May 20 is International Clinical Trials Day, an occasion for honoring clinical trials professionals. The limits of sample size prevent clinical trials from answering all questions about the effects of new medical products in broad populations. However, clinical research professionals ensure that we learn as much as possible while also limiting patient exposure to investigational products.
On this date, it is important to reflect on what healthcare could be like before the advent of professionalism in clinical research. The story of Sanocrysin illustrates. Sanocrysin, sodium aurothiosulfate, was a gold compound widely used in the 1920s and early 1930s to treat tuberculosis. Development and testing of Sanocrysin took place before definition and refinement of the modern randomized controlled clinical trial and before the emergence of design, management and monitoring of clinical trials as professions.
Holger C. Møllgaard developed Sanocrysin in a series of experiments in animals. He was convinced that he had observed a treatment effect against tuberculosis and that he had developed a method for managing the toxicity of the compound. Investigators conducting case-control trials in tuberculosis patients also came to believe that Sanocrysin was effective against tuberculosis. As a result, Sanocrysin was used widely in Europe and the USA to treat tuberculosis. Sanocrysin won such high praise in some circles that Møllgaard was nominated for a Nobel Prize in Medicine in 1925 for chemotherapy of tuberculosis with Sanocrysin.
Randomization and independent oversight were necessary to establish the truth. That did not happen until three researchers in the United States, J. Burns Amberson, B.T. McMahon and Max Pinner, ran a trial in 1931 that was a milestone in development of modern clinical trial methodology. Among other things, the trial utilized randomization by coin flip. The trial failed to demonstrate the efficacy of Sanocrysin against tuberculosis but did document serious adverse events in the liver and especially the kidneys of trial subjects. Adverse events included deaths.
This anecdote shows the importance of sound methodology and professionalism in clinical trials. Let’s take the occasion of Clinical Trials Day to praise the professionals who deliver important services that advance the availability of new medical products for patients with unmet medical needs as well as ensuring safety of subjects in clinical trials. Such professionals include statisticians who design clinical trials and the project managers, clinical research associates and quality assurance professionals who manage, monitor and audit them. It takes true professionalism in all of these areas to ensure that trials ensure safety of test subjects, exclude bias and collect accurate safety and efficacy data.

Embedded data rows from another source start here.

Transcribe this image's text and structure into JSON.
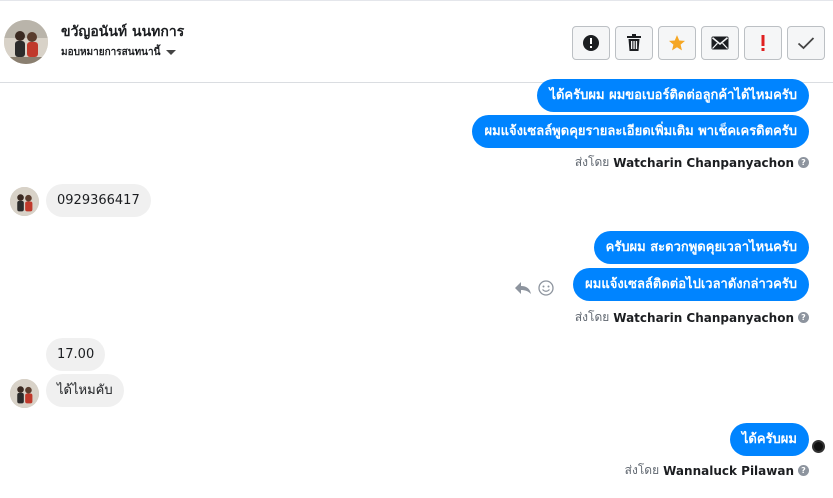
{
  "header": {
    "contact_name": "ขวัญอนันท์ นนทการ",
    "assign_label": "มอบหมายการสนทนานี้",
    "actions": [
      {
        "name": "report-spam-button",
        "icon": "alert-circle-icon"
      },
      {
        "name": "delete-button",
        "icon": "trash-icon"
      },
      {
        "name": "star-button",
        "icon": "star-icon",
        "color": "#f5a623"
      },
      {
        "name": "mark-unread-button",
        "icon": "envelope-icon"
      },
      {
        "name": "mark-important-button",
        "icon": "exclamation-icon",
        "color": "#e02020"
      },
      {
        "name": "mark-done-button",
        "icon": "check-icon"
      }
    ]
  },
  "messages": {
    "out_1": "ได้ครับผม ผมขอเบอร์ติดต่อลูกค้าได้ไหมครับ",
    "out_2": "ผมแจ้งเซลล์พูดคุยรายละเอียดเพิ่มเติม พาเช็คเครดิตครับ",
    "sent_by_label_1": "ส่งโดย",
    "sender_1": "Watcharin Chanpanyachon",
    "in_1": "0929366417",
    "out_3": "ครับผม สะดวกพูดคุยเวลาไหนครับ",
    "out_4": "ผมแจ้งเซลล์ติดต่อไปเวลาดังกล่าวครับ",
    "sent_by_label_2": "ส่งโดย",
    "sender_2": "Watcharin Chanpanyachon",
    "in_2": "17.00",
    "in_3": "ได้ไหมคับ",
    "out_5": "ได้ครับผม",
    "sent_by_label_3": "ส่งโดย",
    "sender_3": "Wannaluck Pilawan",
    "info_icon_glyph": "?"
  },
  "colors": {
    "outgoing_bubble": "#0084ff",
    "incoming_bubble": "#f0f0f0",
    "star": "#f5a623",
    "important": "#e02020"
  }
}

Because of such professionalism, physicians and patients have the information they need to decide whether new drugs and medical devices offer a favorable balance of efficacy and safety.
In addition to this blog post, Health Decisions has issued a press release to celebrate this day and honor clinical research professionals.